“That is the best crowd that I’ve ever wrestled in front of,” Garrett said. “They were just so into everything. I have plans to go back.”
She also has set her sights on Peru and India — in the same year she ranked No. 4 in the Pro Wrestling Illustrated Female 50, just below Nikki Bella (No. 1), Paige (No. 2) and Sasha Banks (No. 3). Garrett said she was “super blown away” to be ranked so high.
“To be at No. 4 just feels so good, and it just shows that if you work hard anything is possible… I’ve proven it to the wrestling world and to get the recognition feels really rewarding,” Garrett said.
Keny G, Santana’s father who is a former promoter and manager in Florida and Missouri, said neither his daughter’s ranking on the PWI Female 50 nor her newly claimed stature as a worldwide wrestler came as a shock.
“No. 1 is Nikki Bella, two is Paige, three is Sasha Banks and No. 4 is that overnight sensation four years in the making, Santana Garrett, and she really doesn’t need any hype,” Keny G said. “She really doesn’t. When she broke the worldwide, I wasn’t surprised.
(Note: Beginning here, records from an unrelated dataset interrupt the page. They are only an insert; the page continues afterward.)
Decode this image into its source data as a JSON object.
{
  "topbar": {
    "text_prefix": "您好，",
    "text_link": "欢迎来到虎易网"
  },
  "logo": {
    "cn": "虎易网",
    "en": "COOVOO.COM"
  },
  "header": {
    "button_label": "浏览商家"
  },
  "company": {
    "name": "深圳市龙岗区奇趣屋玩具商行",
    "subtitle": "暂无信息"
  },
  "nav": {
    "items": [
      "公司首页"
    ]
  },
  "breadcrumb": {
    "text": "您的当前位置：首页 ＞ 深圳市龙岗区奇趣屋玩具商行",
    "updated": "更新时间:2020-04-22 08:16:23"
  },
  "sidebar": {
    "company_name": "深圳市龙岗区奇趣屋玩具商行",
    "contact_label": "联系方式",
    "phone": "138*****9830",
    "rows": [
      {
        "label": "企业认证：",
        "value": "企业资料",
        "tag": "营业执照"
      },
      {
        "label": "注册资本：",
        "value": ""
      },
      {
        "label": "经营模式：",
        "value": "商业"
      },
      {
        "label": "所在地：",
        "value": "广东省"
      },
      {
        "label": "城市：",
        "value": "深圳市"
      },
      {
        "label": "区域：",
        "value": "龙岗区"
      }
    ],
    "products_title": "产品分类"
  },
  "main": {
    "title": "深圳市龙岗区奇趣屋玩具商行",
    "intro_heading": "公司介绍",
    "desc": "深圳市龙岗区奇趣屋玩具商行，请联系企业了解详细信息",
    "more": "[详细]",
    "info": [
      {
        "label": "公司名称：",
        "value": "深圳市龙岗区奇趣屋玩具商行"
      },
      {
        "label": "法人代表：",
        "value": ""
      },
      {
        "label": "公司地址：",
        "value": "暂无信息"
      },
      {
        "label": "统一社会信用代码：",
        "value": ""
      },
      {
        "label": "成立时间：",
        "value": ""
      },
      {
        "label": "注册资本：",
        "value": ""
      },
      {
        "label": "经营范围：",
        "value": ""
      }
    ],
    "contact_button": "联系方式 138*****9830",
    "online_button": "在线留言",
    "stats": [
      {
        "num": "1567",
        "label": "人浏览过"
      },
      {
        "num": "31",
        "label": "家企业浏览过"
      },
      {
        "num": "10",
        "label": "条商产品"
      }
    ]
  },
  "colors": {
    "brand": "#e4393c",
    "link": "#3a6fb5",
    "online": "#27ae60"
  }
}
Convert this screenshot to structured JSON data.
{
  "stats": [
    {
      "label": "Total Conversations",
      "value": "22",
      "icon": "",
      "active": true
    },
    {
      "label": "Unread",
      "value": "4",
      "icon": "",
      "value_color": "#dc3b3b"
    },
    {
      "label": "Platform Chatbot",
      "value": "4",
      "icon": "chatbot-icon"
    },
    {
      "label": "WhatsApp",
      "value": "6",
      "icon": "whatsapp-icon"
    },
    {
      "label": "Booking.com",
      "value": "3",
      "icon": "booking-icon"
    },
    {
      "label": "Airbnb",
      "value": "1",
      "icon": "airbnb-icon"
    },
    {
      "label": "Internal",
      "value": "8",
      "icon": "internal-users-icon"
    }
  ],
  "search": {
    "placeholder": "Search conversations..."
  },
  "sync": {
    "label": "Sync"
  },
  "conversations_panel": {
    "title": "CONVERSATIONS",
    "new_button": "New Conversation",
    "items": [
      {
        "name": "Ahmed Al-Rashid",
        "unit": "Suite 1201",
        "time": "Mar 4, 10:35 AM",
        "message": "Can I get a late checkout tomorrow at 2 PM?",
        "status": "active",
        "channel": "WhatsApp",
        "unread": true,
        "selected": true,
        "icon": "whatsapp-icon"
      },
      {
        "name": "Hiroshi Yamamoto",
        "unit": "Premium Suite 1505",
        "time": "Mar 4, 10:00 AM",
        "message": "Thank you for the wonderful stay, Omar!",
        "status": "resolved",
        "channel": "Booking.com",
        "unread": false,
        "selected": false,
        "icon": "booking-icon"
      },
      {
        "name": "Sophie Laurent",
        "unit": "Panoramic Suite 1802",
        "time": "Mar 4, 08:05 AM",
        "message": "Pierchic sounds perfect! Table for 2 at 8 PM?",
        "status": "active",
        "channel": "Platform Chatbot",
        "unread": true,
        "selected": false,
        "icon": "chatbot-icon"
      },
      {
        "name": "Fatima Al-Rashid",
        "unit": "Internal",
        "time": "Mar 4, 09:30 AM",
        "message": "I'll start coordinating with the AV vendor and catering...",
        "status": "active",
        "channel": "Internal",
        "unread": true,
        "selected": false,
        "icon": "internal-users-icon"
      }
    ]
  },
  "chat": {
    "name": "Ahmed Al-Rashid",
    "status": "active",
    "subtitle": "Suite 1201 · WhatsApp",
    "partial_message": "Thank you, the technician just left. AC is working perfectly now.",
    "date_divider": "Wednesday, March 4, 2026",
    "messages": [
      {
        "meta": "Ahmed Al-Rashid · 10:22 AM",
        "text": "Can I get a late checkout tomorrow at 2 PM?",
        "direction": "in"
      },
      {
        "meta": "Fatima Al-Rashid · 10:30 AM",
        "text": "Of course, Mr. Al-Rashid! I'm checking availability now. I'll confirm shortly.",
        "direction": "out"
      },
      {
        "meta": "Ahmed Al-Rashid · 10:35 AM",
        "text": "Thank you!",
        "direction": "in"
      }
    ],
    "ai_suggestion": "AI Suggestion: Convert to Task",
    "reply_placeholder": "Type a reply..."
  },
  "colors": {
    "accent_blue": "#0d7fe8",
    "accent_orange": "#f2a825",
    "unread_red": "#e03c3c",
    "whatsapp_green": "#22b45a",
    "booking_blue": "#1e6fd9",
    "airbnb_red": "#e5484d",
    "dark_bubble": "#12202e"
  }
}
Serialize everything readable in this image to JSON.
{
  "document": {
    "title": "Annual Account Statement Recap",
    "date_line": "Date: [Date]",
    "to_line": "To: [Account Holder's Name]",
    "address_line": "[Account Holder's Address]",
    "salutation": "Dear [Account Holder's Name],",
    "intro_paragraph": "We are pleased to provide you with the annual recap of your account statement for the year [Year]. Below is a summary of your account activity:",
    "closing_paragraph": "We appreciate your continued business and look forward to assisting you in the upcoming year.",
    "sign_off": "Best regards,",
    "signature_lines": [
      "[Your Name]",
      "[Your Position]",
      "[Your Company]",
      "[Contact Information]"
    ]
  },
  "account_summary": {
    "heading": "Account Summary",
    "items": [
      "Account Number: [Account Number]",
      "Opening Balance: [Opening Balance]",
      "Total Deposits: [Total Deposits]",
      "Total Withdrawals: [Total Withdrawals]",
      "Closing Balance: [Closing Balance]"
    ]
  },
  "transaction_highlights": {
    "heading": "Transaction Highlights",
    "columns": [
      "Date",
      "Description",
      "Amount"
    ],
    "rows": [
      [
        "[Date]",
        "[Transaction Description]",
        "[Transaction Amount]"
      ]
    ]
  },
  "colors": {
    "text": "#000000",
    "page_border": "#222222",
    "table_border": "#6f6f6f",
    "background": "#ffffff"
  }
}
I wasn’t at all.”
To reach that level, Garrett began her training at Dynamo Pro in St. Louis, Mo., while she finished her sleep technology studies at Washington University. After six months in Missouri, the Ocala, Fla., native returned to the Sunshine State and, due to her father’s connections in the industry, found a home in Team Vision Dojo.
Keny G said his daughter is “very goal-oriented” and her career has “turned out pretty wonderful.”
“She is just one of those people that sets her sights on something and goes for it,” Keny G said.
The Japan trip was Garrett’s first time wrestling outside of the country, which she said gave her confidence in her life choices. She is set to return to Japan in February.
“I feel like it was such a huge honor and I’m very, very grateful,” Garrett said. “I feel like it’s just going to lead to bigger and better things… It’s another stepping stone in my adventure in pro wrestling.”